The quest for a whiter and brighter smile dates back to ancient civilizations. The Egyptians equated white teeth with wealth. So, they mixed wine vinegar with crushed pumice stone and brushed it on their teeth with frayed sticks. The Romans also valued a bright smile but used a less desirable method. Their technique involved using urine! Luckily, it was quickly discovered that it was the ammonia found in urine that acted as a bleaching agent. Thankfully, that practice was abandoned. It wasn’t until the 1980’s that a safe and effective way to bleach our teeth was perfected. Since then, tooth whitening has become the number one cosmetic dentistry procedure performed today.
There are several reasons that our teeth can appear dull or yellow. Genetics plays a large role in determining the color of your teeth. If your parents had a yellow tooth color, chances are your teeth will not be bright white. Just as each person has a specific skin tone, teeth have different shades that make up the color of the enamel. Brown, yellow and gray are some of the natural shades of otherwise white teeth, and the depth of color varies across a spectrum from light to dark. Teeth also look yellow when the enamel is thin and the dentin underneath shows through. Dentin is a deep yellow to brownish material inside your teeth under the enamel, and it’s often responsible for the yellow color you see when you look in the mirror.
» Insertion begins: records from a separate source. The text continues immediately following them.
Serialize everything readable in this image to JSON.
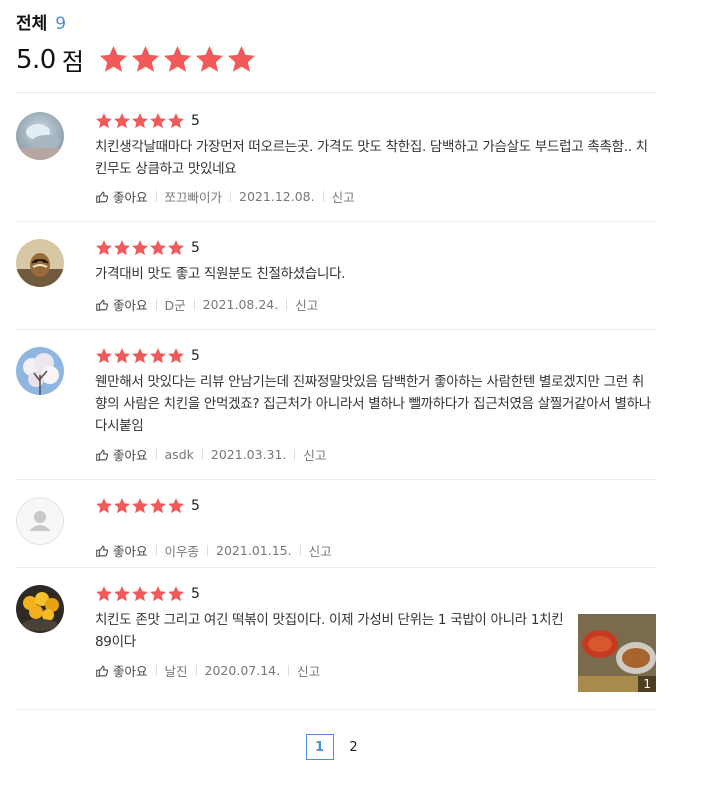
{
  "summary": {
    "total_label": "전체",
    "total_count": "9",
    "score": "5.0",
    "score_unit": "점",
    "star_rating": 5
  },
  "colors": {
    "star": "#f15a5a",
    "accent": "#4a90d9"
  },
  "like_label": "좋아요",
  "report_label": "신고",
  "reviews": [
    {
      "rating": "5",
      "text": "치킨생각날때마다 가장먼저 떠오르는곳. 가격도 맛도 착한집. 담백하고 가슴살도 부드럽고 촉촉함.. 치킨무도 상큼하고 맛있네요",
      "author": "쪼끄빠이가",
      "date": "2021.12.08.",
      "avatar": "cloud-photo"
    },
    {
      "rating": "5",
      "text": "가격대비 맛도 좋고 직원분도 친절하셨습니다.",
      "author": "D군",
      "date": "2021.08.24.",
      "avatar": "chipmunk-photo"
    },
    {
      "rating": "5",
      "text": "웬만해서 맛있다는 리뷰 안남기는데 진짜정말맛있음  담백한거 좋아하는 사람한텐 별로겠지만 그런 취향의 사람은 치킨을 안먹겠죠?  집근처가 아니라서 별하나 뺄까하다가 집근처였음 살찔거같아서 별하나 다시붙임",
      "author": "asdk",
      "date": "2021.03.31.",
      "avatar": "blossom-photo"
    },
    {
      "rating": "5",
      "text": "",
      "author": "이우종",
      "date": "2021.01.15.",
      "avatar": "default-user"
    },
    {
      "rating": "5",
      "text": "치킨도 존맛 그리고 여긴 떡볶이 맛집이다. 이제 가성비 단위는 1 국밥이 아니라 1치킨89이다",
      "author": "날진",
      "date": "2020.07.14.",
      "avatar": "fruit-photo",
      "photo_count": "1"
    }
  ],
  "pagination": {
    "pages": [
      "1",
      "2"
    ],
    "current": "1"
  }
}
Thick enamel covers up the dentin but teeth ultimately turn yellow as you get older, when enamel thins and lifestyle choices such as drinking coffee or smoking can further discolor your teeth.
If you look at your teeth under a microscope, you can see that the enamel is made up of tightly packed crystal structures called rods. Even though this layer appears smooth to the naked eye, it is actually porous. It is possible for stain to get deep into the enamel by seeping into the rods. In order to remove these stains, a chemical must be used to get down to where the stains are and break them up using a chemical reaction. There are two types of staining that appear on teeth. One type is called intrinsic staining because it is deep inside the tooth structure affecting the enamel rods. In contrast, extrinsic stains are those that stain the outer portion of the teeth and are caused by food and drinks, such as coffee, tea or red wine. In general, it is easier to remove extrinsic stains.
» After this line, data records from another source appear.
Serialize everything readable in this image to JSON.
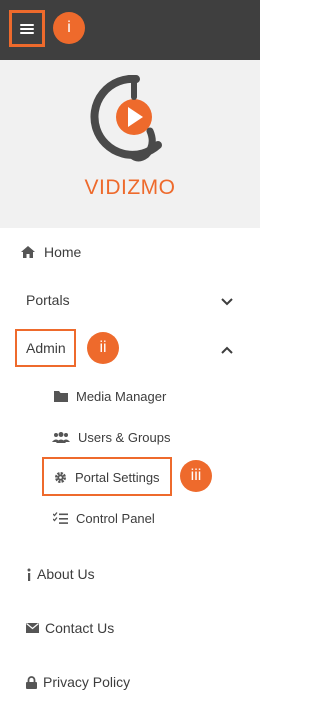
{
  "header": {
    "menu_icon": "hamburger-icon",
    "badge": "i"
  },
  "brand": {
    "name": "VIDIZMO",
    "accent": "#ee6a2c",
    "logo_icon": "play-logo-icon"
  },
  "nav": {
    "home": "Home",
    "portals": "Portals",
    "admin": "Admin",
    "admin_badge": "ii",
    "admin_items": {
      "media_manager": "Media Manager",
      "users_groups": "Users & Groups",
      "portal_settings": "Portal Settings",
      "portal_settings_badge": "iii",
      "control_panel": "Control Panel"
    },
    "about": "About Us",
    "contact": "Contact Us",
    "privacy": "Privacy Policy"
  }
}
So, what is the magic behind bleaching? Whiteners use bleaching chemicals to get down into the tooth enamel and set off an oxidizing chemical reaction that breaks apart the staining compounds. The most common chemical agents are carbamide peroxide or hydrogen peroxide. When used in the mouth, carbamide peroxide breaks down into hydrogen peroxide and urea, with hydrogen peroxide being the active whitening ingredient. The hydrogen peroxide goes through the tooth surface and oxidizes the organic composites (which cause the staining) that exist in tooth enamel. This oxidation results in smaller remaining molecules that are much lighter in color compared to the original organic composites. The end result is whiter teeth!
There are different methods of starting this process which include over the counter products and professional bleaching. Dentist supervised bleaching is preferable for a number of reasons. Before beginning the bleaching process, it is best to have a check-up to see if you are a good candidate for bleaching. Existing restorations, such as crowns or bonding, will not bleach and will remain the same color. They may need to be replaced if the new, whiter tooth color no longer matches the older dental work. Teeth that have yellow undertones bleach easily, but grey tones are more resistant. Also, it is important to have teeth and gums that are healthy and free from cavities and gum disease before beginning the process. In our office, we offer a safe and effective bleaching system called White for Life. After determining that you are a good candidate, we will take an impression and make custom fitted bleaching trays. You will be given a 22% carbamide peroxide whitening gel to use for approximately 2 weeks. After you have reached your desired shade, you will be given a touch-up kit at every 6 month recare appointment to keep your beautiful ,white smile.
Over-the-counter bleaching systems are available, but typically have a lower concentration of bleaching agents. It may take longer to achieve the desired results.
Whitening toothpastes generally work to help remove extrinsic surface stains. Because they do not contain the bleaching chemicals, they do not change the color of the teeth. They may remove some surface staining but visible results are minimal.
Most studies confirm that tooth whitening is safe and effective. Products with higher concentrations of hydrogen peroxide will also contain fluoride to help offset any potential side-effects. Tooth sensitivity can occur but can be reversed by either using fluoride or bleaching less often. Gum irritation may occur if the chemicals come in contact with your gum. The irritation is usually mild and reversible. To avoid this, be sure to carefully place the product in the tray and do not overfill it.
With a multitude of products available, it is difficult to know what is best for you. When you come in for your check-up, we are more than happy to discuss all of the options available to you. We love nothing more than helping you achieve the bright, beautiful smile you deserve!
This article was written by Courtney